Source records –
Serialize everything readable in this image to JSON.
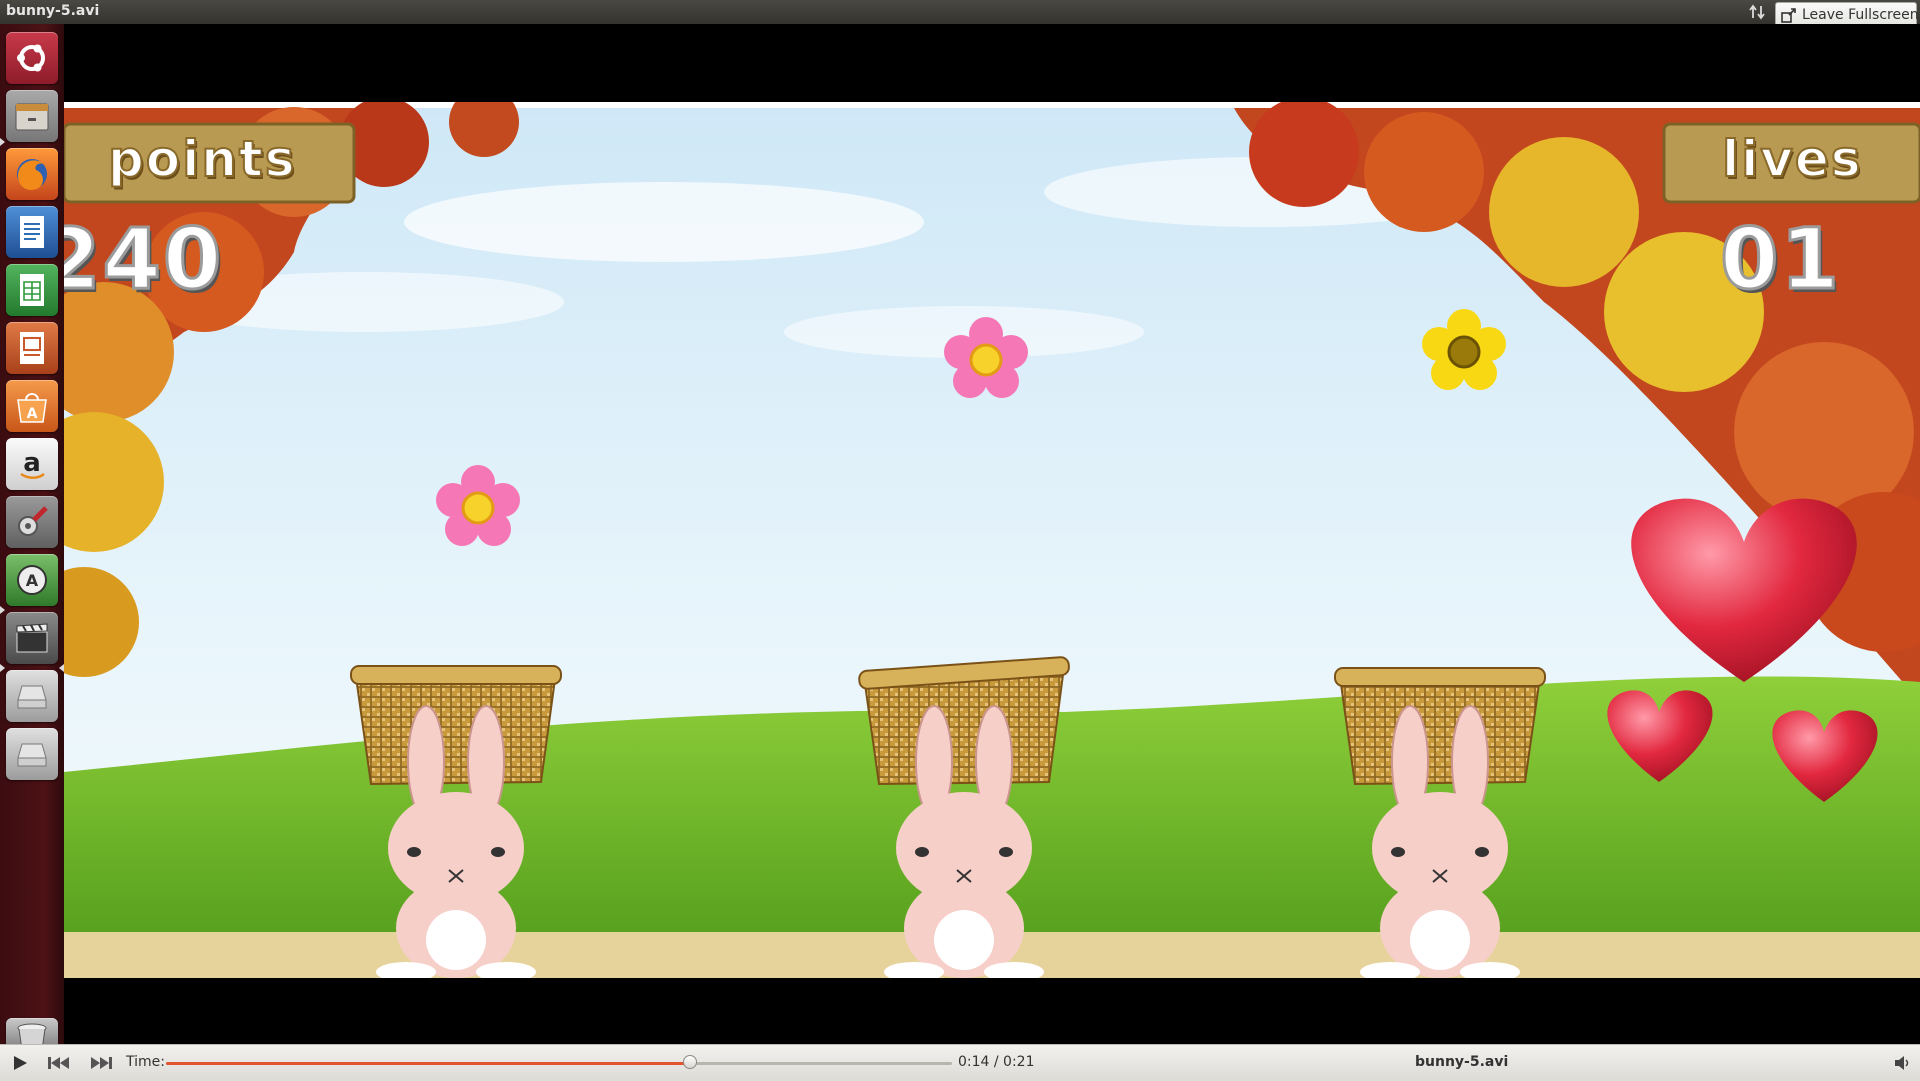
{
  "window": {
    "title": "bunny-5.avi"
  },
  "topbar": {
    "leave_fullscreen_label": "Leave Fullscreen"
  },
  "launcher": {
    "items": [
      {
        "name": "dash",
        "icon": "ubuntu-logo-icon",
        "color": "#b3263a"
      },
      {
        "name": "files",
        "icon": "file-manager-icon",
        "color": "#c98b3c"
      },
      {
        "name": "firefox",
        "icon": "firefox-icon",
        "color": "#e0762a"
      },
      {
        "name": "writer",
        "icon": "libreoffice-writer-icon",
        "color": "#2e6db4"
      },
      {
        "name": "calc",
        "icon": "libreoffice-calc-icon",
        "color": "#2f9a3a"
      },
      {
        "name": "impress",
        "icon": "libreoffice-impress-icon",
        "color": "#c9582a"
      },
      {
        "name": "software-center",
        "icon": "software-center-icon",
        "color": "#e8792a"
      },
      {
        "name": "amazon",
        "icon": "amazon-icon",
        "color": "#e7e7e7"
      },
      {
        "name": "system-settings",
        "icon": "settings-tools-icon",
        "color": "#8a2b2b"
      },
      {
        "name": "software-updater",
        "icon": "update-icon",
        "color": "#3f8f3a"
      },
      {
        "name": "videos",
        "icon": "video-player-icon",
        "color": "#5a5a5a"
      },
      {
        "name": "drive-1",
        "icon": "drive-icon",
        "color": "#bcbcbc"
      },
      {
        "name": "drive-2",
        "icon": "drive-icon",
        "color": "#bcbcbc"
      },
      {
        "name": "trash",
        "icon": "trash-icon",
        "color": "#8c8c8c"
      }
    ]
  },
  "game": {
    "points_label": "points",
    "points_value": "240",
    "lives_label": "lives",
    "lives_value": "01",
    "flowers": [
      {
        "color": "pink"
      },
      {
        "color": "yellow"
      },
      {
        "color": "pink"
      }
    ],
    "bunnies": 3
  },
  "player": {
    "time_label": "Time:",
    "time_value": "0:14 / 0:21",
    "progress": 0.6667,
    "file_name": "bunny-5.avi",
    "accent": "#e2552c"
  }
}
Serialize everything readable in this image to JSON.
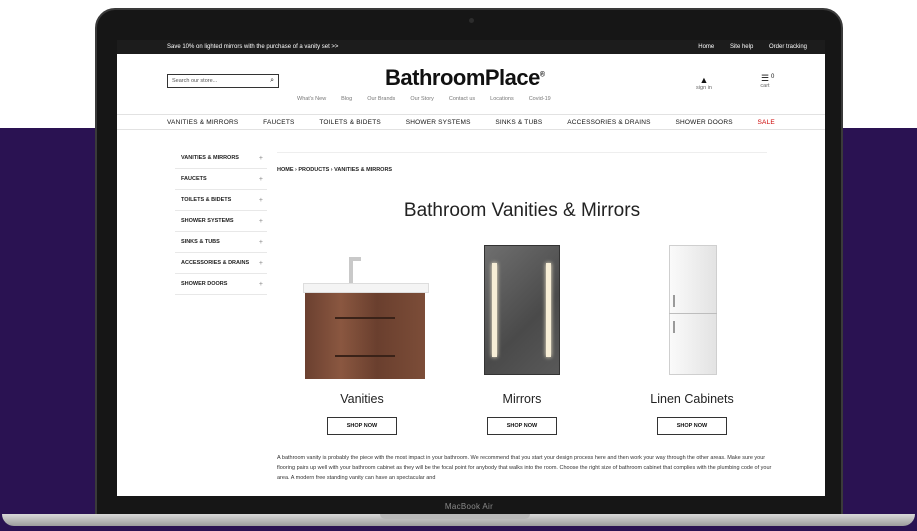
{
  "laptop": {
    "model_label": "MacBook Air"
  },
  "promo": {
    "text": "Save 10% on lighted mirrors with the purchase of a vanity set >>",
    "links": [
      "Home",
      "Site help",
      "Order tracking"
    ]
  },
  "header": {
    "search_placeholder": "Search our store...",
    "logo": "BathroomPlace",
    "logo_mark": "®",
    "account_label": "sign in",
    "cart_label": "cart",
    "cart_count": "0",
    "secondary_nav": [
      "What's New",
      "Blog",
      "Our Brands",
      "Our Story",
      "Contact us",
      "Locations",
      "Covid-19"
    ]
  },
  "main_nav": {
    "items": [
      "VANITIES & MIRRORS",
      "FAUCETS",
      "TOILETS & BIDETS",
      "SHOWER SYSTEMS",
      "SINKS & TUBS",
      "ACCESSORIES & DRAINS",
      "SHOWER DOORS"
    ],
    "sale": "SALE",
    "sale_color": "#cc0000"
  },
  "sidebar": {
    "items": [
      "VANITIES & MIRRORS",
      "FAUCETS",
      "TOILETS & BIDETS",
      "SHOWER SYSTEMS",
      "SINKS & TUBS",
      "ACCESSORIES & DRAINS",
      "SHOWER DOORS"
    ],
    "expand_glyph": "+"
  },
  "main": {
    "breadcrumb": "HOME › PRODUCTS › VANITIES & MIRRORS",
    "title": "Bathroom Vanities & Mirrors",
    "products": [
      {
        "name": "Vanities",
        "button": "SHOP NOW"
      },
      {
        "name": "Mirrors",
        "button": "SHOP NOW"
      },
      {
        "name": "Linen Cabinets",
        "button": "SHOP NOW"
      }
    ],
    "description": "A bathroom vanity is probably the piece with the most impact in your bathroom. We recommend that you start your design process here and then work your way through the other areas. Make sure your flooring pairs up well with your bathroom cabinet as they will be the focal point for anybody that walks into the room. Choose the right size of bathroom cabinet that complies with the plumbing code of your area. A modern free standing vanity can have an spectacular and"
  },
  "colors": {
    "background_accent": "#2a1252",
    "promo_bar": "#1c1c1c"
  }
}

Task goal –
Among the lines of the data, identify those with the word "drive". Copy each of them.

Answer to the problem –
        "name": "drive-1",
        "icon": "drive-icon",
        "name": "drive-2",
        "icon": "drive-icon",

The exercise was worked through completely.